■ What to do
Please copy out all lines of the entries that contain the word "Companies".
Provided records: Begin
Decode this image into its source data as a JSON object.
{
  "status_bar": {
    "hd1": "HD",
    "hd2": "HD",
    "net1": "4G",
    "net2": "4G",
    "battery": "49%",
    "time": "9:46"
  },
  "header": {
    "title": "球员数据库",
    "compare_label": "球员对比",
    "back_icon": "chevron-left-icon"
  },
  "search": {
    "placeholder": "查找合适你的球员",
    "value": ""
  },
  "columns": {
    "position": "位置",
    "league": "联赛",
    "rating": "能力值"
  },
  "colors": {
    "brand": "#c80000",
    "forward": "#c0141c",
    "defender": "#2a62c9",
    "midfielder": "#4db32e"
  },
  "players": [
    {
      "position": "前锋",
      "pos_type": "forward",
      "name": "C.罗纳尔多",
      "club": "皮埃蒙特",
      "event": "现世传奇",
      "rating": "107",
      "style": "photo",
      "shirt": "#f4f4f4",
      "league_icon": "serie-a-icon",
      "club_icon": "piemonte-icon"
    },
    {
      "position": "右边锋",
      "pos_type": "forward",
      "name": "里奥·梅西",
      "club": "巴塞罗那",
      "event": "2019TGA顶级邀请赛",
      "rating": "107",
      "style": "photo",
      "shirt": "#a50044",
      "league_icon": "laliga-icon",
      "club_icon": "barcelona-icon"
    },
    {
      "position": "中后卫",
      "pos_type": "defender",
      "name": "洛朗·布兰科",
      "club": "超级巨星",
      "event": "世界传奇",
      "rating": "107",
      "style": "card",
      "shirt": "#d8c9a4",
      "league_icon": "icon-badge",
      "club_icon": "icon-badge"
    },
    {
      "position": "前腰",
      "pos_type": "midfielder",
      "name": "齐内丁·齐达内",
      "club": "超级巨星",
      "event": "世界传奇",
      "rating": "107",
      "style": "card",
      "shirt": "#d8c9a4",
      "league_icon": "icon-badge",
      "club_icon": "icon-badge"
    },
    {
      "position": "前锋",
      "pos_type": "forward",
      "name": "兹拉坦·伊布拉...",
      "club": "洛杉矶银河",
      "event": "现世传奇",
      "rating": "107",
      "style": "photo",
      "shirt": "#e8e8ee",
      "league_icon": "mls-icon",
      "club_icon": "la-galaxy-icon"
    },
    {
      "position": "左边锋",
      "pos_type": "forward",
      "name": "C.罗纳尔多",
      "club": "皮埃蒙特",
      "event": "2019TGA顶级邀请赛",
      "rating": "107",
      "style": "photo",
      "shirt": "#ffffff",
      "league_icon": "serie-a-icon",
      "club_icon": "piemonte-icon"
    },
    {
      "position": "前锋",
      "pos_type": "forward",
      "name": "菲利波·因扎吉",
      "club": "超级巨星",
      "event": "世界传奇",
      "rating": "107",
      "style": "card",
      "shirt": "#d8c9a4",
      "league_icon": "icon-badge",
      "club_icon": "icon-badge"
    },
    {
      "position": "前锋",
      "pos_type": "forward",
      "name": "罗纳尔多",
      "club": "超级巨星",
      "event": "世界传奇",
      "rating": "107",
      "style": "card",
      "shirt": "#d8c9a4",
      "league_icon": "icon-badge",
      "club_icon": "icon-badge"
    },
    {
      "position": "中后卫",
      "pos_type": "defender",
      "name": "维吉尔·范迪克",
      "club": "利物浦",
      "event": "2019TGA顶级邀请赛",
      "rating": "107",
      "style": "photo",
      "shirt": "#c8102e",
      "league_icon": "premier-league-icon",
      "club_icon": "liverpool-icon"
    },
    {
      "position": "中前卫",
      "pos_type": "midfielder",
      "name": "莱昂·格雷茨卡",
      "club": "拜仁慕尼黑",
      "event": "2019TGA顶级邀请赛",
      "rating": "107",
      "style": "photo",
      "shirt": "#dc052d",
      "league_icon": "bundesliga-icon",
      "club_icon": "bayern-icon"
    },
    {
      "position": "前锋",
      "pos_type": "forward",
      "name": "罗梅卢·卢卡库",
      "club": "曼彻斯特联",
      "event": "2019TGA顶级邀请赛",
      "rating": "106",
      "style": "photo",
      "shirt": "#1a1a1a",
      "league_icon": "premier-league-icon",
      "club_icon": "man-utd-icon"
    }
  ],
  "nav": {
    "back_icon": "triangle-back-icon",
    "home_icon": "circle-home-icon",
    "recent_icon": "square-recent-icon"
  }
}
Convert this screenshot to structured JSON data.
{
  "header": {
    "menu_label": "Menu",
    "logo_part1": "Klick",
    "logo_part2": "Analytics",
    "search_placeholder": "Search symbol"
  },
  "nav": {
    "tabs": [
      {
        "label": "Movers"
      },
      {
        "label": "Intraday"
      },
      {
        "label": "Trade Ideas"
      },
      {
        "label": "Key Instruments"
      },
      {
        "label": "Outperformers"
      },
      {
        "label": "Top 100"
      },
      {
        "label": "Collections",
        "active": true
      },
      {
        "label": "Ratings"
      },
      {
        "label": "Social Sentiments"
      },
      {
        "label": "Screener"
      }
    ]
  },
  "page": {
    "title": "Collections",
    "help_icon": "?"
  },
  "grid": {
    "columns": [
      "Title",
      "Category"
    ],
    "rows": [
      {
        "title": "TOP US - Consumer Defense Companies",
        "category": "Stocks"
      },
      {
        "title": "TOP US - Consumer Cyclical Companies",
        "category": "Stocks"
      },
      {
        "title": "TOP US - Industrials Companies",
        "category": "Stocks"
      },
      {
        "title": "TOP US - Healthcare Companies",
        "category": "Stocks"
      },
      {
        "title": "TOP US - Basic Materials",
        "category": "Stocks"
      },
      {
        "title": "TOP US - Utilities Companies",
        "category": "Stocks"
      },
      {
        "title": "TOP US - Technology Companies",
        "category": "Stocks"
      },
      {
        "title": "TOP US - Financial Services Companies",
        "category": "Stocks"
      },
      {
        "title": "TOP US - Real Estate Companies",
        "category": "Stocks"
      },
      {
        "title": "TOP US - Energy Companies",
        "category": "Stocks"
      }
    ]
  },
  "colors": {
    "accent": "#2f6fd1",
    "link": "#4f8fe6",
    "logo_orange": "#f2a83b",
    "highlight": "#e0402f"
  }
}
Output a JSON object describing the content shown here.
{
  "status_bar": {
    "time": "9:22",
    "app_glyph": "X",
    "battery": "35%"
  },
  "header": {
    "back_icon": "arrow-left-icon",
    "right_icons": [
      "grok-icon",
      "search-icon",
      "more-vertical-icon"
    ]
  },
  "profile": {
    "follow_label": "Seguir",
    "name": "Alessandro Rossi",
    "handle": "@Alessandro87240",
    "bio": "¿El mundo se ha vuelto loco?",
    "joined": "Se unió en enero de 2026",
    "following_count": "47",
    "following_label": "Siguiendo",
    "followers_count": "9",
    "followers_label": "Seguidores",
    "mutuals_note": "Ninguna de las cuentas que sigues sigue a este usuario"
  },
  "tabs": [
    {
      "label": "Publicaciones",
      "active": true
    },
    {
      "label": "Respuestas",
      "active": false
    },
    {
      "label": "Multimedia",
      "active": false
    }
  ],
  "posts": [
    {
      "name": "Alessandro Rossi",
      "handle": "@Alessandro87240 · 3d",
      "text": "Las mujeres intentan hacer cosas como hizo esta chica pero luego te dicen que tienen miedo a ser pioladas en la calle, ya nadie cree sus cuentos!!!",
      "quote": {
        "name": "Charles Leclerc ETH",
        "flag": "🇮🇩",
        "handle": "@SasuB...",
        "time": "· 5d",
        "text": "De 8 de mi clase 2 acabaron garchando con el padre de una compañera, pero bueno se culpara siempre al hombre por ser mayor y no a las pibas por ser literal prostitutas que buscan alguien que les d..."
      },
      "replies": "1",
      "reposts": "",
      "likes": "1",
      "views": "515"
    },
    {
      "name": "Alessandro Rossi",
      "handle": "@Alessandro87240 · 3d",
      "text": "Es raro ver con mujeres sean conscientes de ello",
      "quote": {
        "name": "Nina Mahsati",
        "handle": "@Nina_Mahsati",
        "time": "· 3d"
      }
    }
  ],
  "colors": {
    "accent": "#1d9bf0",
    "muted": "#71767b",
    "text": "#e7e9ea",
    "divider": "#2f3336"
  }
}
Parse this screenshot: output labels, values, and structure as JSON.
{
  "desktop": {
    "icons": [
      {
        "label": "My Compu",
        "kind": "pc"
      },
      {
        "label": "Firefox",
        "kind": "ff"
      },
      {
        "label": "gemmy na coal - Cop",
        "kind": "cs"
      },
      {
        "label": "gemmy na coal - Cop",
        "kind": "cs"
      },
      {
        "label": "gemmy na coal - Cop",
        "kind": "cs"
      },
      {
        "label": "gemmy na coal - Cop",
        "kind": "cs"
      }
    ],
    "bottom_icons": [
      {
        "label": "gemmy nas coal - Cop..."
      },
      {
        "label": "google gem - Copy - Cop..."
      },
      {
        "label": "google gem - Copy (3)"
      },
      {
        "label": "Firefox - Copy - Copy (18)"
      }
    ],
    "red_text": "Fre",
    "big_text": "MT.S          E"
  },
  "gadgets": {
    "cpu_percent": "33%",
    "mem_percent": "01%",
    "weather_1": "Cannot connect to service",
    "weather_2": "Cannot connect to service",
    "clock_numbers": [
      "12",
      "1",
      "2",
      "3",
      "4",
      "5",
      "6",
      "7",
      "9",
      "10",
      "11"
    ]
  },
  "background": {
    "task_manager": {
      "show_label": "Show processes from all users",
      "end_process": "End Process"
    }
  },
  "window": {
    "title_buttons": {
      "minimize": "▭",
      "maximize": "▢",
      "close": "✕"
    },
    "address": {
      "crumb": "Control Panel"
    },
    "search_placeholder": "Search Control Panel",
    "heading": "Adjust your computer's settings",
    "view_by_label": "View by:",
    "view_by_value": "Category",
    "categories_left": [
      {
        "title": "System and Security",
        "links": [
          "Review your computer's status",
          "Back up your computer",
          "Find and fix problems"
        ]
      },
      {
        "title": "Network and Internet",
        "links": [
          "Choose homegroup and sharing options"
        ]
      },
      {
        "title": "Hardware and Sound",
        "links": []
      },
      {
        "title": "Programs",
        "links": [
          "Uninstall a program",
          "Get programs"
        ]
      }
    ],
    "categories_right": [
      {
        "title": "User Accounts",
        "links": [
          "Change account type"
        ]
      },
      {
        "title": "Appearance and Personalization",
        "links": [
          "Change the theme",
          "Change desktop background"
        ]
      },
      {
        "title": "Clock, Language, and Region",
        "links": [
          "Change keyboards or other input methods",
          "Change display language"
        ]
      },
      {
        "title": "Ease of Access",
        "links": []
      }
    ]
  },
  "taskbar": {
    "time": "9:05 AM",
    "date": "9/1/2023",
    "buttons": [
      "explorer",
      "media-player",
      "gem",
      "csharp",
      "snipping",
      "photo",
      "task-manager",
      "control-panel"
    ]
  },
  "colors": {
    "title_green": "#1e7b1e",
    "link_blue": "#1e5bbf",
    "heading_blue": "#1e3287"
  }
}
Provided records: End
■ Answer for the task
        "title": "TOP US - Consumer Defense Companies",
        "title": "TOP US - Consumer Cyclical Companies",
        "title": "TOP US - Industrials Companies",
        "title": "TOP US - Healthcare Companies",
        "title": "TOP US - Utilities Companies",
        "title": "TOP US - Technology Companies",
        "title": "TOP US - Financial Services Companies",
        "title": "TOP US - Real Estate Companies",
        "title": "TOP US - Energy Companies",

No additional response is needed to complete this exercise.